WORK INSTRUCTIONS: Give back the full data, retyped precisely.
### RECORDS FOR PROCESSING
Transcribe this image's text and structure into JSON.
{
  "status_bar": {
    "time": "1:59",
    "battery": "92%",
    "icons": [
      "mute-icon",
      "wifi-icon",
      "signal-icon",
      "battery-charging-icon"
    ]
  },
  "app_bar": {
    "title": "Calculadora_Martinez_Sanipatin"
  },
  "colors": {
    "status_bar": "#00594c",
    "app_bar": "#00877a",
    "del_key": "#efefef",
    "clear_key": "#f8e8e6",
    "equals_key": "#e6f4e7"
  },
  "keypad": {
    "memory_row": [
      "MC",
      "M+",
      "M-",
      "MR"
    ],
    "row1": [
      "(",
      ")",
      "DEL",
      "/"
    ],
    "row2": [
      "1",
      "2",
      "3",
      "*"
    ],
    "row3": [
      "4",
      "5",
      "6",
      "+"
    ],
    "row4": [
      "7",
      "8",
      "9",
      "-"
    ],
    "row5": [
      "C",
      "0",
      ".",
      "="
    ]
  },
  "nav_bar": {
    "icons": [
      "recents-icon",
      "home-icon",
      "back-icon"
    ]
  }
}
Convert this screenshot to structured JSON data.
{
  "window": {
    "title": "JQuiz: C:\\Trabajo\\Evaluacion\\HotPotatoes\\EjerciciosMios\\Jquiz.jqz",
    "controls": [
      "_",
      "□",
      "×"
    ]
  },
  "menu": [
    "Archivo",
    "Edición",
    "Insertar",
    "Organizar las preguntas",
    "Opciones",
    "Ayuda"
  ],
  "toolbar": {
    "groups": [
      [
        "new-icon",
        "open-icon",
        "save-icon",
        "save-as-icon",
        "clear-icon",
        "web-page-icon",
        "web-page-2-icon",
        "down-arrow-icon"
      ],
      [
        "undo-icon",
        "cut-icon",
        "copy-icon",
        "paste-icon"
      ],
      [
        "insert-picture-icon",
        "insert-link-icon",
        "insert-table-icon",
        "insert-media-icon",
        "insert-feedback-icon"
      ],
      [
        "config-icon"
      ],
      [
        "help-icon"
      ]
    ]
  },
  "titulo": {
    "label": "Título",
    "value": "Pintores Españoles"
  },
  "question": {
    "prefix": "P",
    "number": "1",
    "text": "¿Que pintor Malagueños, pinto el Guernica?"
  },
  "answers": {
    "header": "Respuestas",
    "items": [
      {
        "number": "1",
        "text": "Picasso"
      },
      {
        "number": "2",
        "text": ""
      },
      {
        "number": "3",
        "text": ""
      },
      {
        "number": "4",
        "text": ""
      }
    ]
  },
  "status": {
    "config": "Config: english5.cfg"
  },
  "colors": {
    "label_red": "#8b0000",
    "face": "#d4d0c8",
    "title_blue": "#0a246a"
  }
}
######
EXERCISE OUTPUT:
Transcribe this image's text and structure into JSON.
{
  "status_bar": {
    "time": "1:59",
    "battery": "92%",
    "icons": [
      "mute-icon",
      "wifi-icon",
      "signal-icon",
      "battery-charging-icon"
    ]
  },
  "app_bar": {
    "title": "Calculadora_Martinez_Sanipatin"
  },
  "colors": {
    "status_bar": "#00594c",
    "app_bar": "#00877a",
    "del_key": "#efefef",
    "clear_key": "#f8e8e6",
    "equals_key": "#e6f4e7"
  },
  "keypad": {
    "memory_row": [
      "MC",
      "M+",
      "M-",
      "MR"
    ],
    "row1": [
      "(",
      ")",
      "DEL",
      "/"
    ],
    "row2": [
      "1",
      "2",
      "3",
      "*"
    ],
    "row3": [
      "4",
      "5",
      "6",
      "+"
    ],
    "row4": [
      "7",
      "8",
      "9",
      "-"
    ],
    "row5": [
      "C",
      "0",
      ".",
      "="
    ]
  },
  "nav_bar": {
    "icons": [
      "recents-icon",
      "home-icon",
      "back-icon"
    ]
  }
}
Convert this screenshot to structured JSON data.
{
  "window": {
    "title": "JQuiz: C:\\Trabajo\\Evaluacion\\HotPotatoes\\EjerciciosMios\\Jquiz.jqz",
    "controls": [
      "_",
      "□",
      "×"
    ]
  },
  "menu": [
    "Archivo",
    "Edición",
    "Insertar",
    "Organizar las preguntas",
    "Opciones",
    "Ayuda"
  ],
  "toolbar": {
    "groups": [
      [
        "new-icon",
        "open-icon",
        "save-icon",
        "save-as-icon",
        "clear-icon",
        "web-page-icon",
        "web-page-2-icon",
        "down-arrow-icon"
      ],
      [
        "undo-icon",
        "cut-icon",
        "copy-icon",
        "paste-icon"
      ],
      [
        "insert-picture-icon",
        "insert-link-icon",
        "insert-table-icon",
        "insert-media-icon",
        "insert-feedback-icon"
      ],
      [
        "config-icon"
      ],
      [
        "help-icon"
      ]
    ]
  },
  "titulo": {
    "label": "Título",
    "value": "Pintores Españoles"
  },
  "question": {
    "prefix": "P",
    "number": "1",
    "text": "¿Que pintor Malagueños, pinto el Guernica?"
  },
  "answers": {
    "header": "Respuestas",
    "items": [
      {
        "number": "1",
        "text": "Picasso"
      },
      {
        "number": "2",
        "text": ""
      },
      {
        "number": "3",
        "text": ""
      },
      {
        "number": "4",
        "text": ""
      }
    ]
  },
  "status": {
    "config": "Config: english5.cfg"
  },
  "colors": {
    "label_red": "#8b0000",
    "face": "#d4d0c8",
    "title_blue": "#0a246a"
  }
}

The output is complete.